Quote from JBMmom
And I'm not trying to be condescending in any way, but I don't think you should refer to yourself as a "baby nurse", you're going to be a professional and you're going to be just fine after you've got some experience, you're in no way a baby (that's just a term that gets under my skin).
I call myself a baby nurse because I'm a New Grad, and I've heard that word used a lot on my unit. And its accurate.. especially the other day out in the ambulance bay during a disaster drill when I was trying to navigate an empty gurney that was gaining speed and I couldn't seem to get it under control. My preceptor called out across the ambulance bay "what are you doing, girl?! Put it on steer!! You look silly!!!" Oops...
I still get really excited and wide eyed about everything, fumble around awkwardly a lot, and get weirdly proud when I'm able to find a commode for my patient all by myself while managing, for the first time ever, to not get lost or locked out of the supply closet. My preceptor still gives me pep talks in the morning (you CAN do this, today WILL be a good day) and I'm finally able to keep my cool and not get giggly or nervous while trying to overhead a message. When I went to go help on a trauma one preceptor said it was an emotional moment because it was like seeing his kid skip out onto the playground by themselves for the first time and it made him proud because he can see my growth. Sorry it gets under your skin but I love it and am happy to be called a baby nurse. It encourages me to be easy on myself, and allow myself to make mistakes and be awkward and learn

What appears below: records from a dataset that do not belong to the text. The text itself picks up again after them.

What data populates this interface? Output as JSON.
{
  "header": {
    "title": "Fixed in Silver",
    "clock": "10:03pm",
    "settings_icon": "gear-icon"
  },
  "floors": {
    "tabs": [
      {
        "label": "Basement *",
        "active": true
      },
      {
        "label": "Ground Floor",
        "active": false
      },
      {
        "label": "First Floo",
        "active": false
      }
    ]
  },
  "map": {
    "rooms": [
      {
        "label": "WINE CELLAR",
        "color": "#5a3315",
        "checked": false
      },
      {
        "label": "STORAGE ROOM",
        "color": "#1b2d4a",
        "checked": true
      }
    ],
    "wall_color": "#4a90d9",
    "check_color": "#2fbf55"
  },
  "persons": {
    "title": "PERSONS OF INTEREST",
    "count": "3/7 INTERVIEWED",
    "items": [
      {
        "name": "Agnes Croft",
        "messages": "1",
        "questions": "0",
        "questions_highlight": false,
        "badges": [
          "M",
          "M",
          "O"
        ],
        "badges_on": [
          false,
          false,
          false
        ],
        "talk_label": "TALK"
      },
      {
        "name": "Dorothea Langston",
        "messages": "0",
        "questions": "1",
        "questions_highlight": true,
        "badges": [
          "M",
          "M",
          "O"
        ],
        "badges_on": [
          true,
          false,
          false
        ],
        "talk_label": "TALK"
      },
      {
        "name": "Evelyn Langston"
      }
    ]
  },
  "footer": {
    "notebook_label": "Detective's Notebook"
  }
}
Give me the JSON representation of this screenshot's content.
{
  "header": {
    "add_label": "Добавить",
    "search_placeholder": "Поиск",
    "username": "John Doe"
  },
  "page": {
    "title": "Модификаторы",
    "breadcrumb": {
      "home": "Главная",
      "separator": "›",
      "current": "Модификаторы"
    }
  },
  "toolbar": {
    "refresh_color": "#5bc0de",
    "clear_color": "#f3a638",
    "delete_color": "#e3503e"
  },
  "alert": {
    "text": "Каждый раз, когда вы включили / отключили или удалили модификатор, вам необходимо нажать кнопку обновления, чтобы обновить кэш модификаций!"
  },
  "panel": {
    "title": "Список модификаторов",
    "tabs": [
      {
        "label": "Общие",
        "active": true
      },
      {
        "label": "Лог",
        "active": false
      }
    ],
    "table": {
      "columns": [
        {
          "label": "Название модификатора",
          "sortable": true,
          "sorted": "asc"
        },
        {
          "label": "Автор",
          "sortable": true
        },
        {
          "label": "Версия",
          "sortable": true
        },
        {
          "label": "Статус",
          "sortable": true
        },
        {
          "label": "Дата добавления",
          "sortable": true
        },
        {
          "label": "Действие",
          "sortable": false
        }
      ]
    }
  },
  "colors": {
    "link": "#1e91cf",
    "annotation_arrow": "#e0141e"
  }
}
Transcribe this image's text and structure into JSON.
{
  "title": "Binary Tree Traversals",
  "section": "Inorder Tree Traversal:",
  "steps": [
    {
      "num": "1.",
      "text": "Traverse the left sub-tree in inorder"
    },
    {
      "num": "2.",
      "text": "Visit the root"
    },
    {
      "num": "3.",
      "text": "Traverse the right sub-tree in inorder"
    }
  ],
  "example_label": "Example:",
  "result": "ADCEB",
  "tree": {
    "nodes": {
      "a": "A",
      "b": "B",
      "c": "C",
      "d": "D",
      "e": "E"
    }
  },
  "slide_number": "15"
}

You're going to REALLY hate this but the other new grads and I are transitioning into the "tween" years. We're getting our own groove of how we do things, crave more independence, and look forward to "adulthood" and flying the nest hahaha.
Anyways, I know that wasn't the point of your post at all, but I wanted to share some different perspective on it!
OP.. Not really a "nurse hack" (depends on where you'll be) but be open minded and pay attention when people teach you. Be appreciative, say hello and good morning to everyone not just nursing staff, and tell people thank you. Use people's names as much as you can. People like to know that you care enough to learn their names. I would say even if you've never been introduced and know their name, use it anyway. They'll be more prone to notice/remember you. Always show your appreciation and help others whenever you have the chance. If I'm caught up and I see someone's patient needs a bed pan, needs a warm blanket or to be cleaned up, needs labs pulled and collected, or a trip to the bathroom I always offer as much as I can. Show others that you're willing to help with everything, not just the "cool" or fun things.